Vogel scaled the mountain with guide Lydia Bradey and Sherpas Mingma Tshering and Pasang Tendi using a new “lightning ascent” protocol that cut the time needed to climb Everest — by most accounts, two months to acclimate to the oxygen levels at new heights and trek up the slopes by foot — more than in half.
Vogel spent three years training for the journey by climbing other peaks and maintaining physical fitness. In 2018, she began preparing for the elevation and oxygen levels by working and sleeping in altitude simulators, allowing her to spend less time acclimating at Everest. At home, she slept in a tent that siphoned out oxygen to mimic conditions on the mountain.
At work at GU Energy Labs, a sports nutrition science firm where she is a nutrition and performance research manager, she moved her desk into a chamber the size of a large closet that did the same thing. Co-workers would sometimes have to excuse themselves from meetings inside her office after having difficulty formulating thoughts in the oxygen-deprived space. Vogel spent close to 12 hours a day at simulated altitude for months to get ready for climbing season in early May.
She turned the experience into a science project to study the effects of a rapid ascent on the human body. Vogel would be her own guinea pig. Colleagues at GU made her specialized nutrition and energy products for the trip. She documented her training and climb on a company blog.
Traffic on Everest reached historic and tragic proportions this year as dozens of climbers lined up on the Nepal side of the mountain to summit the peak. (The Nepali government issued 381 permits to climb the mountain this year, a record.) Experienced climbers call the area the “death zone” because even with supplemental oxygen, even the most experienced climbers can only survive for a number of hours. Eleven people have died climbing Everest in 2019, nine on the Nepali side.
“Even when using bottled oxygen, supplemental oxygen, there’s only a very few number of hours that we can actually survive up there before our bodies start to shut down,” mountain guide Adrian Ballinger told CNN. “So that means if you get caught in a traffic jam above 26,000 feet . . . the consequences can be really severe.”
“A lot of people are like, ‘Why would you do this? What are you losing in wanting to do this in two weeks rather than trying to enjoy the mountain for two months?’” Vogel said. “But take the base camp. It’s crowded. You’re going to get sick. Pretty much everyone gets sick. And the more time you’re out there, the weaker you get. There’s more risk of injury or something happening while you’re there. I honestly think these fast trips, maybe a month instead of two months, is a safer and better way to do it.”
Vogel blocked off a month-long window on her calendar waiting to hear if the less-trafficked Tibetan side of Everest was clear of climbers, with good weather. When she got the go-ahead the second week of May, she dropped everything and the 14-day countdown clock started.
“You just kind of have to put your life on hold,” she said. “You can’t go anywhere or do anything. You’re just there waiting. And with the training and prep, you have to be super meticulous. Not everyone can do that.”

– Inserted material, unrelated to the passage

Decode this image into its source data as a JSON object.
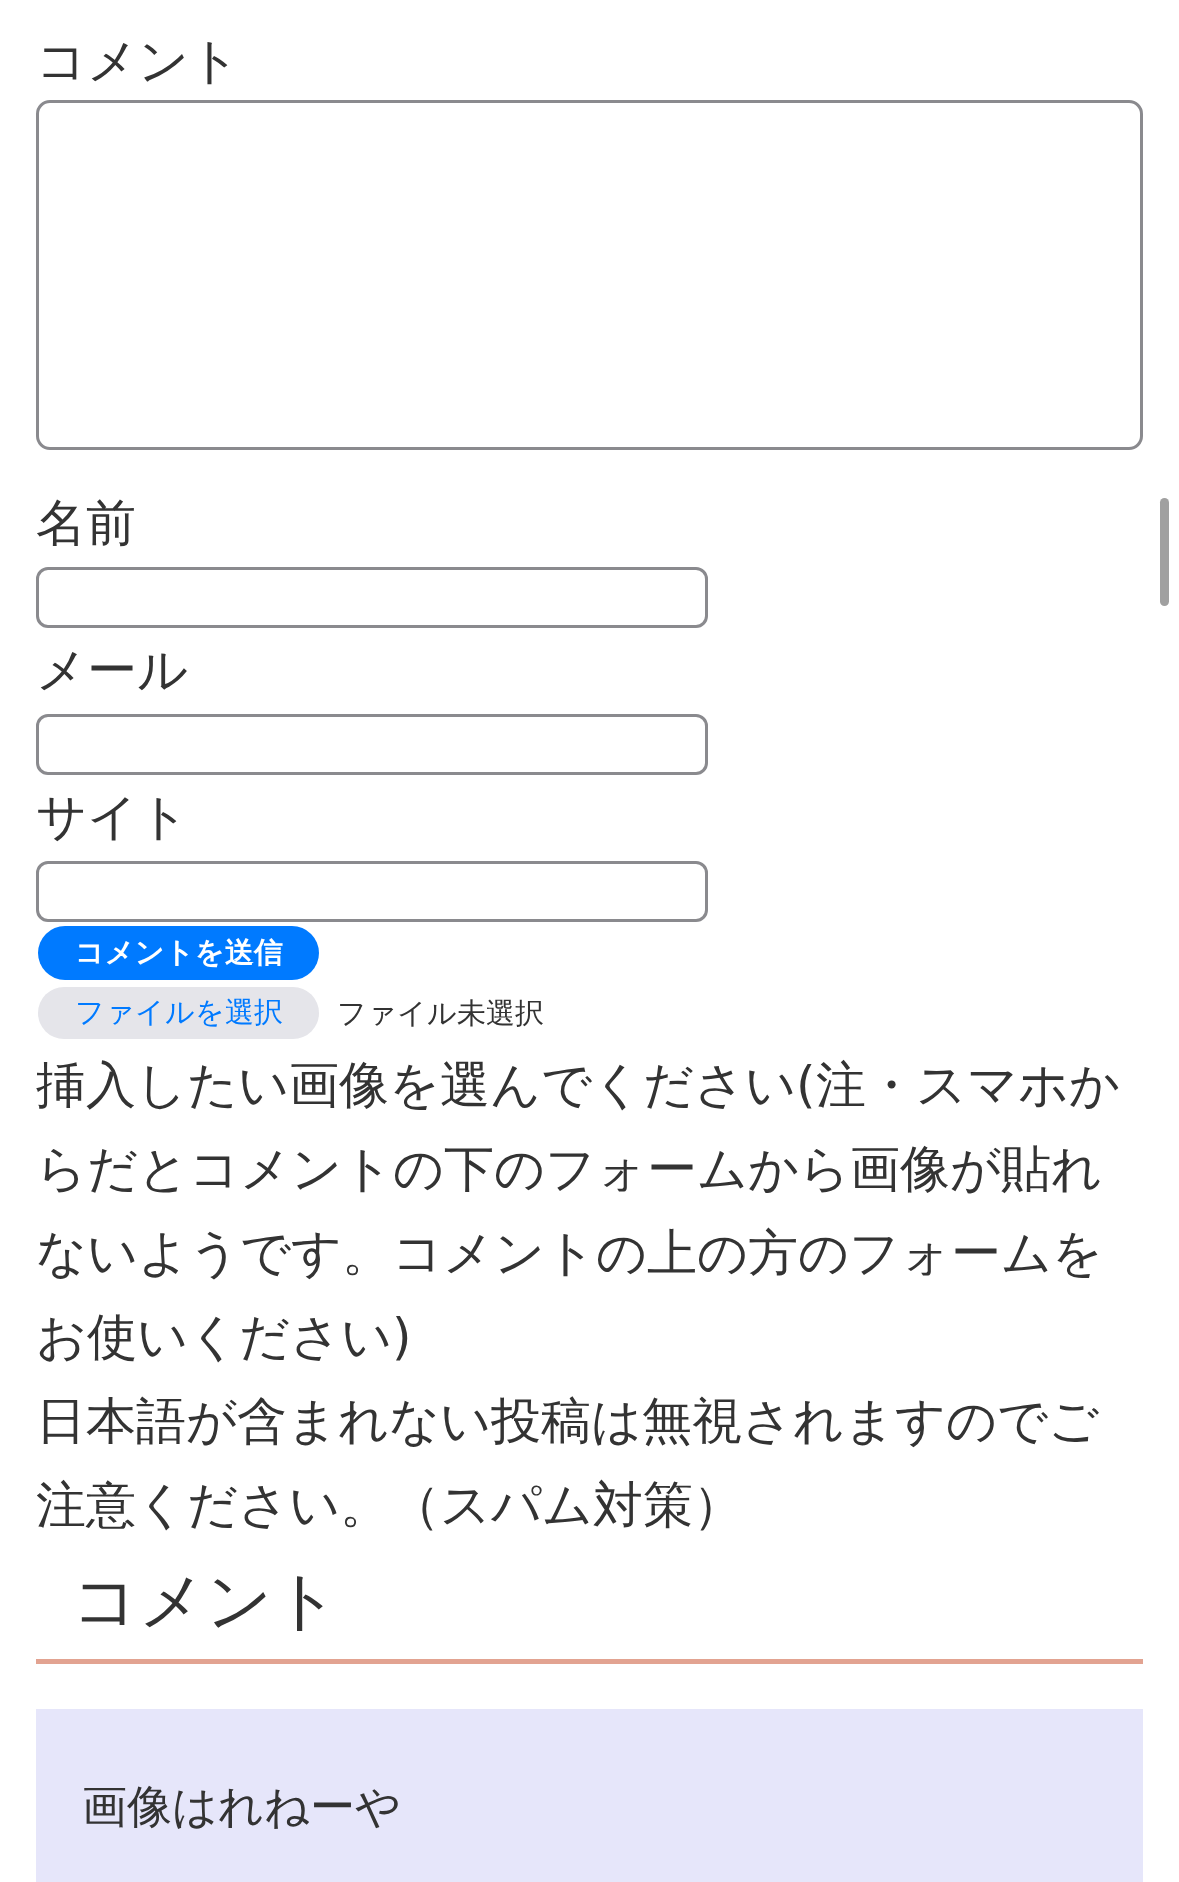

Vogel started mountaineering in 2012 when she trekked to Everest base camp. She was recently divorced and searching for something outside her comfort zone. When she reached camp, she looked up at the rest of the mountain and thought, “I want to go higher,” she said.
“I changed my whole life at that point,” she said.

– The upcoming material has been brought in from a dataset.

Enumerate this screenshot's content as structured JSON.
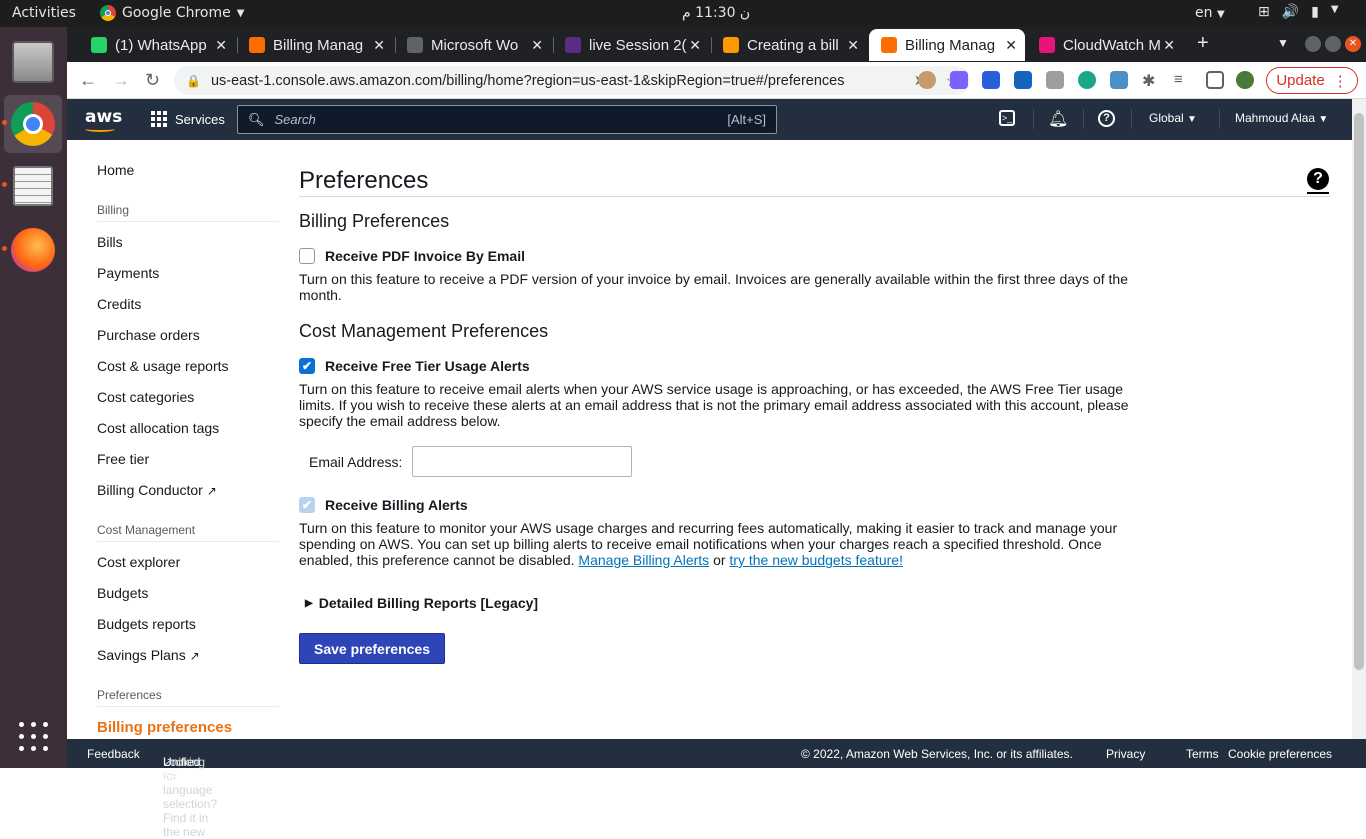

She flew home to North Carolina, gave up a full scholarship to graduate school and moved to Colorado to pursue climbing.
Since, she has summited dozens of mountains on nearly every continent. She is on track to complete the “explorer’s grand slam,” which includes the North Pole, South Pole and all seven summits, the highest peaks on each continent. Everest is considered the pinnacle of the challenge.
“When you set out to do something of this scope, something so big that a lot of people would probably never consider doing it, and then you get up there and you see dead bodies on the way to the summit, you have to consider what people sacrificed for this and how much support you have,” she said. “It brings out the best in everybody and changes your perspective on the human will and the adventurous spirit.”
Consider the effort it took just to get her home within the allotted window: she climbed back down from the summit to an elevated camp, slept there overnight, climbed down the mountain to base camp, then waited another two hours for a van to drive eight hours to a provincial Tibetan airport.
Three flights later, she landed in San Francisco, where her parents and a group of friends and co-workers greeted her at baggage claim, then made sure she got home before the clock struck midnight.
She’s already planned her next adventure: Antarctica in December.